* _Work required_: From the data that follows, copy every line holding the string "label".

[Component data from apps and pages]
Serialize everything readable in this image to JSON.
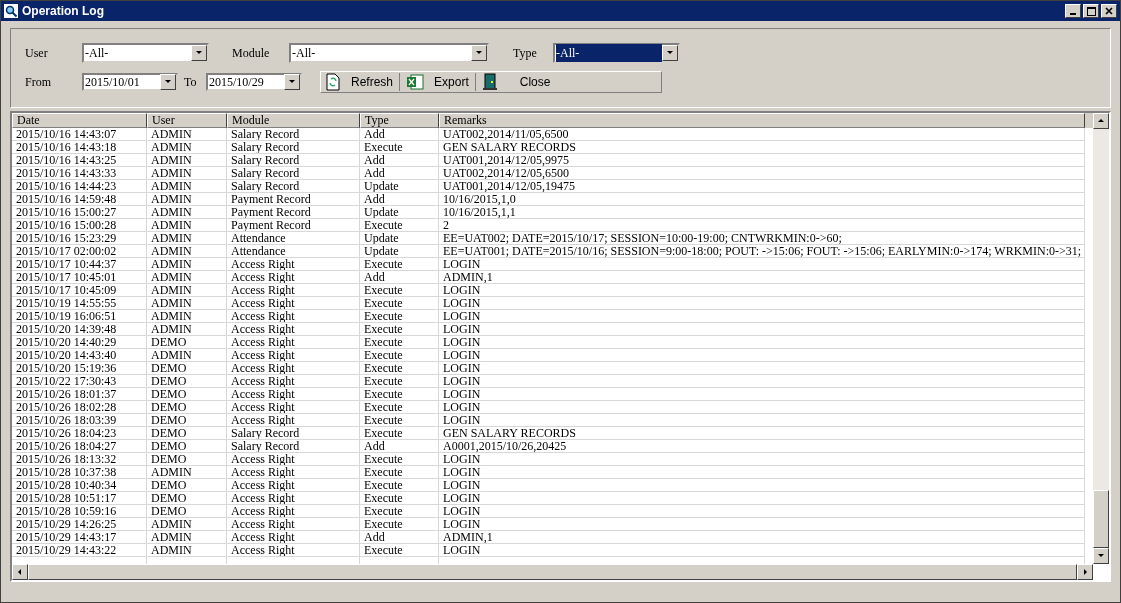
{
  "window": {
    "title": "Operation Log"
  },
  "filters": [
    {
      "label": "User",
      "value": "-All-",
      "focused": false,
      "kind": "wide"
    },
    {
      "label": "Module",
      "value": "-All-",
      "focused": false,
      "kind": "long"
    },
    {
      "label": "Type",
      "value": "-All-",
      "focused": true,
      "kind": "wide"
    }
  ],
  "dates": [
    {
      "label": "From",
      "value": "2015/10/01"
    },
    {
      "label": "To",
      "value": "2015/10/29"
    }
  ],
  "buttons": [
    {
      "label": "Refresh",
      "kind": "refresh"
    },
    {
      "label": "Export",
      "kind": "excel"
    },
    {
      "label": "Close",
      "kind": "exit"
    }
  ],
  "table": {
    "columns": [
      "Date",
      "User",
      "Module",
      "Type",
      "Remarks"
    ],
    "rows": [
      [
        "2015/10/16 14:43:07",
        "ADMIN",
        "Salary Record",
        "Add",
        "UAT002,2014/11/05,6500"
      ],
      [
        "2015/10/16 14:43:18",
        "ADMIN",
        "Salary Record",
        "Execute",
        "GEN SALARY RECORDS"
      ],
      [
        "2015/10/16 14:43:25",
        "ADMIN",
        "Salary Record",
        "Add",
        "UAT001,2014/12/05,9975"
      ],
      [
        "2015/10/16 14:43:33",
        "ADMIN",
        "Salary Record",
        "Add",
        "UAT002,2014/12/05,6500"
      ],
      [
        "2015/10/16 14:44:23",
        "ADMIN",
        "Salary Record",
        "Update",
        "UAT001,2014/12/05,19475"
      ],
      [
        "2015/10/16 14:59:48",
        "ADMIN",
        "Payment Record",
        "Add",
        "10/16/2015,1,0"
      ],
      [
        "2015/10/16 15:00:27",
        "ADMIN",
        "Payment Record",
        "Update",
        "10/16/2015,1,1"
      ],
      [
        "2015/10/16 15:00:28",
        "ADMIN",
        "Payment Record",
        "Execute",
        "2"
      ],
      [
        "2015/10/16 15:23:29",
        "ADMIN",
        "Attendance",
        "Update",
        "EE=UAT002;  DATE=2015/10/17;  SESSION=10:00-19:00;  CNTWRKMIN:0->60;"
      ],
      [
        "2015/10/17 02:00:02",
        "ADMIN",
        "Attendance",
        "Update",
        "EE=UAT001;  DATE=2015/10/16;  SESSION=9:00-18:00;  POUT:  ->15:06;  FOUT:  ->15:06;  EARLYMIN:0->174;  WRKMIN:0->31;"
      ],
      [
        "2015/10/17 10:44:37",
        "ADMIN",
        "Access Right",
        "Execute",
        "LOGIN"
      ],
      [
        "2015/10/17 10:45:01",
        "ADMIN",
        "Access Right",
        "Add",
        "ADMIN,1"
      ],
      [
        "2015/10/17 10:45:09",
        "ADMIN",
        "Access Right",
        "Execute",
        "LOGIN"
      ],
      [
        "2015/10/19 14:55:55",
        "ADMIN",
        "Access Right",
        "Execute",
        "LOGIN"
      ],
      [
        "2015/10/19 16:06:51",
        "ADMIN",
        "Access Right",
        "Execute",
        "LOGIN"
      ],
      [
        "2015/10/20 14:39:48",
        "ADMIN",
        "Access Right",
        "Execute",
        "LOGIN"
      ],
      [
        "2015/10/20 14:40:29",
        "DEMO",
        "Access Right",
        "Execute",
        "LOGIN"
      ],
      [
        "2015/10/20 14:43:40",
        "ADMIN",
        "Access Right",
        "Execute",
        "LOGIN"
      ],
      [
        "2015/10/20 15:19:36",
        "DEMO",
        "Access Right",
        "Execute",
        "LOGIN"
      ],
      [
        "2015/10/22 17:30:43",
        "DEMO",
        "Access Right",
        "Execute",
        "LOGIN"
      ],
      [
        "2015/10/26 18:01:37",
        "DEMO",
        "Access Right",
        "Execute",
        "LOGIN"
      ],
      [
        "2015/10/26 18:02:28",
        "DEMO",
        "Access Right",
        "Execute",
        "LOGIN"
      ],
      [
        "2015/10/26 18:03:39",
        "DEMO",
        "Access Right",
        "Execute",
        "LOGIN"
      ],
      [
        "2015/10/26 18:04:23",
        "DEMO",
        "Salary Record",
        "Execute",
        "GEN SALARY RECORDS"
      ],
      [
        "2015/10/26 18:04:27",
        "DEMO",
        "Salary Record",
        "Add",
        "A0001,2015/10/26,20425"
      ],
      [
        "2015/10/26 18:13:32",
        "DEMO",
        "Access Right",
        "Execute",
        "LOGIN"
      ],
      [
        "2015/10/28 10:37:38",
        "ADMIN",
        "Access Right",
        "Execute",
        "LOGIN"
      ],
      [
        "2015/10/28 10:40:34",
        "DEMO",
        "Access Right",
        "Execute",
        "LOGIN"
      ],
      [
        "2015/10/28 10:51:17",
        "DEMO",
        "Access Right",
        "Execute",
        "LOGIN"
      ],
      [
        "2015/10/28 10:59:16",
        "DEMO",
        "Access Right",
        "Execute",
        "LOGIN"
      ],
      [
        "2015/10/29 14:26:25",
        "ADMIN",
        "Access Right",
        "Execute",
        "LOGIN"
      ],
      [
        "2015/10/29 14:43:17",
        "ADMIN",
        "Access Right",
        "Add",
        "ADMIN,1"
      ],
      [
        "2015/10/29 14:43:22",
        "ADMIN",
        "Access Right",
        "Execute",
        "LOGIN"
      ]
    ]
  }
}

* _Result of this exercise_:
      "label": "User",
      "label": "Module",
      "label": "Type",
      "label": "From",
      "label": "To",
      "label": "Refresh",
      "label": "Export",
      "label": "Close",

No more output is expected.